TASK -
Among the entries below, find the lines with "Estabelecimentos" and copy them.
EXTRACTED DATA: Begin
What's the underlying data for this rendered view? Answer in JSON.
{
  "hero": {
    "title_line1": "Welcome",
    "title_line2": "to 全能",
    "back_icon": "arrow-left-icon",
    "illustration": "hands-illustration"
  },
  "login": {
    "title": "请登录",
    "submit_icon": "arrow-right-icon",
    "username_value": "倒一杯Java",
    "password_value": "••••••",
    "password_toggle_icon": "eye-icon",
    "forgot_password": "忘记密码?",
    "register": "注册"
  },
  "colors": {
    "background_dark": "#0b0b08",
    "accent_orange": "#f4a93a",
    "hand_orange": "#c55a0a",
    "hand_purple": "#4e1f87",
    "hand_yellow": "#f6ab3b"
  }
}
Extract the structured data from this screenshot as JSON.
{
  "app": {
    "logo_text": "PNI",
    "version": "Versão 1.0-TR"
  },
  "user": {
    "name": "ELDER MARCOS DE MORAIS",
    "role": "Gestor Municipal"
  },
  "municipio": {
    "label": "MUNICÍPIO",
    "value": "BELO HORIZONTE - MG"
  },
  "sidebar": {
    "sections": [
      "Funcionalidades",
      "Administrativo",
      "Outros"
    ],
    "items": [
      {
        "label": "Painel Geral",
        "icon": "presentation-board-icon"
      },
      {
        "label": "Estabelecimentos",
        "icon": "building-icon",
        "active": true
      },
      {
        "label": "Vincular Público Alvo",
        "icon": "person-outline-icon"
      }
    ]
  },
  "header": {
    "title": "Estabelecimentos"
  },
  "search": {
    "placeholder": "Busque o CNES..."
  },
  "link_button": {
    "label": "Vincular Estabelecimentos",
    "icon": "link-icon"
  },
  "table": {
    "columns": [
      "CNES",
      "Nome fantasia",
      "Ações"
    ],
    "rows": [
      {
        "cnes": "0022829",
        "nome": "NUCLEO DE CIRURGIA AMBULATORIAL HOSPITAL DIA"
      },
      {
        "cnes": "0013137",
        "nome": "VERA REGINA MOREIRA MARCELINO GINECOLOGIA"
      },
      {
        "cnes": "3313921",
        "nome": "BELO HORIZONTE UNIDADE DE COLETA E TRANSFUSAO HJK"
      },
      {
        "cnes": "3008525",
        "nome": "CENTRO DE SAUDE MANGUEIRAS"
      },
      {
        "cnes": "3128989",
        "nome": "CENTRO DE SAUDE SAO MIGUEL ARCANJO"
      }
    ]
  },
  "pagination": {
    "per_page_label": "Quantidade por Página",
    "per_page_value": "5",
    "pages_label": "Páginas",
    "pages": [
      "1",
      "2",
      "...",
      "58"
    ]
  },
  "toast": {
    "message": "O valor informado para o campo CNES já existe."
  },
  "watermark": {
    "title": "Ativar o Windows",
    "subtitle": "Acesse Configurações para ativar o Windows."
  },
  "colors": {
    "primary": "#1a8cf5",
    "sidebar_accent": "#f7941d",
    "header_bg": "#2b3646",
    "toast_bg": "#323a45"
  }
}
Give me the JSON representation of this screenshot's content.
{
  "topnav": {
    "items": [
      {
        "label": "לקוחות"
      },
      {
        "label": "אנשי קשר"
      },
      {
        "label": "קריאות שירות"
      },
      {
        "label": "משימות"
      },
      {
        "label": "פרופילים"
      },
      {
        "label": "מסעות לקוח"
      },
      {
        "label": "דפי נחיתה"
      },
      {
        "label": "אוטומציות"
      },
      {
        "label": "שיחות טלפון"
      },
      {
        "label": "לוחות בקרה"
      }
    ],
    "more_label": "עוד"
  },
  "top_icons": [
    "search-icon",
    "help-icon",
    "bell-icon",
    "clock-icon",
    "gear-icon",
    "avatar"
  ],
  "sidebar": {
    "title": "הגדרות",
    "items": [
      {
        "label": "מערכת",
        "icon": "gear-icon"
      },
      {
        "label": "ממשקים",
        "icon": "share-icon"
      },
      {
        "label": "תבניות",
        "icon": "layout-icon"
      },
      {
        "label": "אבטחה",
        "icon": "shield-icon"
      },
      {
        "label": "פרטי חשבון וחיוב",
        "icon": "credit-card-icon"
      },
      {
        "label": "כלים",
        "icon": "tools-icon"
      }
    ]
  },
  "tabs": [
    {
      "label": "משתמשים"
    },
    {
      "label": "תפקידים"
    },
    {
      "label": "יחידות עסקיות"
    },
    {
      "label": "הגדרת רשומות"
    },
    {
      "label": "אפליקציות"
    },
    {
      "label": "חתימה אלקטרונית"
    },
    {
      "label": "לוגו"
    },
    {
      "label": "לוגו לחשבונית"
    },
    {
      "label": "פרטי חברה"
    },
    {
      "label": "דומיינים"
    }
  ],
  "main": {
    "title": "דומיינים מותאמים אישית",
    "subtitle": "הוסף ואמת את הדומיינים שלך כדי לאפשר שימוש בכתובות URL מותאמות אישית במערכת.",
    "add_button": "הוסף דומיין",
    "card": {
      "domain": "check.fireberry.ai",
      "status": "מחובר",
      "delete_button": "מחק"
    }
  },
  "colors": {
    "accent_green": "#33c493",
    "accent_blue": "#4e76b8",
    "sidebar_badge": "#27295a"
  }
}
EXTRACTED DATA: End
WRITTEN ANSWER -
        "label": "Estabelecimentos",
    "title": "Estabelecimentos"
    "label": "Vincular Estabelecimentos",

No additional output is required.